On April 7, 2015, Canada’s Ecofiscal Commission (“Ecofiscal”) released its report called “The Way Forward: A Practical Approach to Reducing Canada’s Greenhouse Gas Emissions” (the “Report”), which discussed the most cost-effective and practical approach to lowering greenhouse gas emissions in Canada. Some key points from the Report include: Given the significant cost to Canadians from delaying policy action on climate ... Read More »

Ontario Promotes Climate Changes Strategies through Provincial Policy Statement, 2014


The Provincial Policy Statement (“PPS”) recently released by the Ontario Ministry of Municipal Affairs and Housing puts new emphasis on mitigating and adapting to climate change when making planning decisions. It will become effective on April 30, 2014, and replaces the Provincial Policy Statement from 2005.[1] The core issues that impact communities are the focus of the province-wide statement, which ... Read More »

OPA Released Draft FIT Program 3.0 Documents

windmills and solar

On September 4, 2013, the Ontario Power Authority (“OPA”) released a draft version of the new Feed-in-Tariff Program 3 (FIT 3) incorporating changes such as, a decrease in the minimum domestic content level and a reduction in the pricing schedule. It will remain open for public comment until September 20, 2013. In order to prepare for the FIT 3 application ... Read More »

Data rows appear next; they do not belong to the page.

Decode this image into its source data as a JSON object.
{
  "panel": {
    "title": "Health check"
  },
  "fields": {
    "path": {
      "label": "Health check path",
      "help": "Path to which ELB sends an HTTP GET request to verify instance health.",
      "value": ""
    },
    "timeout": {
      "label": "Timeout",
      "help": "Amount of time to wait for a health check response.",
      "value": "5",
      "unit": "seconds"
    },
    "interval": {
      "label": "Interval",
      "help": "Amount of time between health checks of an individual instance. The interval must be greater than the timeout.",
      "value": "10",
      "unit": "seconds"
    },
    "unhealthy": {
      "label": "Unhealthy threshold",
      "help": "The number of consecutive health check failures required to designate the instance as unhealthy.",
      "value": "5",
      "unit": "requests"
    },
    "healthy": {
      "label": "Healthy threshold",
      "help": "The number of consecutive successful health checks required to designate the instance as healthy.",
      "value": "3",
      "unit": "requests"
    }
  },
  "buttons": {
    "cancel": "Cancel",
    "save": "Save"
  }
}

Ontario to Amend FIT Domestic Content Requirements After WTO Confirms it Violates Trade Law

windmills and solar

Written by Summer Law Student Rebecca Hong   On May 6th, 2013, the World Trade Organization Appellate Body (WTO Appellate Body) ruled against Ontario’s feed-in tariff program (FIT program). The Appellate Body upheld the World Trade Organization’s panel ruling that the FIT program contravened Canada’s international obligations under the Trade-Related Investment Measures (TRIMS) and the General Agreement on Tariffs and ... Read More »

Fixing Development Charges to Help Pay for Transit: A New Blog Post with Cherise Burda of the Pembina Institute

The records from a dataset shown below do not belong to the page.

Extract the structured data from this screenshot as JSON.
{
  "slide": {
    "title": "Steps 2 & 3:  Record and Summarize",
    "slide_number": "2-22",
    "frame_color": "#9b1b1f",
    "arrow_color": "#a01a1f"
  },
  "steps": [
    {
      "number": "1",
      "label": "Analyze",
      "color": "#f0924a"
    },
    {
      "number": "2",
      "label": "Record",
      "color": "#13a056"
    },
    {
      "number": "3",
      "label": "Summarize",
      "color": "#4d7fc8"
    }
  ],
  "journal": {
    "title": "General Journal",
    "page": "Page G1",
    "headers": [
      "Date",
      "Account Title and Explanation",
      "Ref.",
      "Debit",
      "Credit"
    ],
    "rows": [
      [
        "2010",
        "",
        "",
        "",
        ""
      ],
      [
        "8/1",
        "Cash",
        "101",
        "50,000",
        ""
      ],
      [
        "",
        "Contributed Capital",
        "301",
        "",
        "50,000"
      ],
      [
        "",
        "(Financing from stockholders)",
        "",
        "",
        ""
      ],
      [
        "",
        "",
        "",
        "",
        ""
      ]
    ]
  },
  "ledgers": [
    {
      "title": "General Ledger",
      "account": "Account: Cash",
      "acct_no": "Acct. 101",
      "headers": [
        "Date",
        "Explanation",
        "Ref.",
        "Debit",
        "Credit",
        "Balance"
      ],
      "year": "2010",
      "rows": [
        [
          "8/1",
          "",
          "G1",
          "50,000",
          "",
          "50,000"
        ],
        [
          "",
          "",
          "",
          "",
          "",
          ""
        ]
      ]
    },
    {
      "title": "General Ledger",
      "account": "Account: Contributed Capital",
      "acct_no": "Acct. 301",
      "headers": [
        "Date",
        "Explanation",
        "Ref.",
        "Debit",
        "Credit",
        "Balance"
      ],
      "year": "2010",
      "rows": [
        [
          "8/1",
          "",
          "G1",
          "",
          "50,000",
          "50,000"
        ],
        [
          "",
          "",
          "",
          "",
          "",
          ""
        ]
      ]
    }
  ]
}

In a new blog post for the Pembina Institute, Travis and Pembina’s Ontario Policy Director Cherise Burda take a closer look at the development charge and its potential to fund transit and improve urban planning in the City of Toronto. The development charge, as currently implemented in most Ontario municipalities, is crudely designed. There is a strong chance that it ... Read More »

Federal Budget Largely Silent on Environment, Climate Change and Innovation


On March 21st, 2013 the federal government released its eighth budget. This budget includes investment in Canada’s crumbling infrastructure, but does not launch new measures to reduce greenhouse gas emissions or support a world-class clean tech sector.  It overhauls the government’s development and trade departments, which could result in changes to Canada’s international climate change adaptation contributions. Lately the government’s ... Read More »

MPP Tabuns and Former Deputy Premier Smitherman Discuss Ontario Energy Policy and the Way to a Renewable Future


On January 28, 2013, Travis moderated a discussion between George Smitherman and Peter Tabuns on energy policy in Ontario. The panel discussion was hosted by the Climate Change Lawyers Network on Monday evening at WeirFoulds LLP. Saba Ahmad has a great article on her website. A big thanks to WeirFoulds LLP for the generous hosting. One excerpt from Saba’s article: The ... Read More »

NRTs final report recommends transition to a low carbon economy and reiterates need for a national carbon price


The global market for low carbon goods and services (LCGS) could grow from $339 billion (2010) to between $3.9 and $8.3 trillion per year by 2050, according to a new report released by the National Round Table on the Environment and the Economy (NRT).  Framing the Future: Embracing the Low-Carbon Economy – considers how Canada needs to position itself with ... Read More »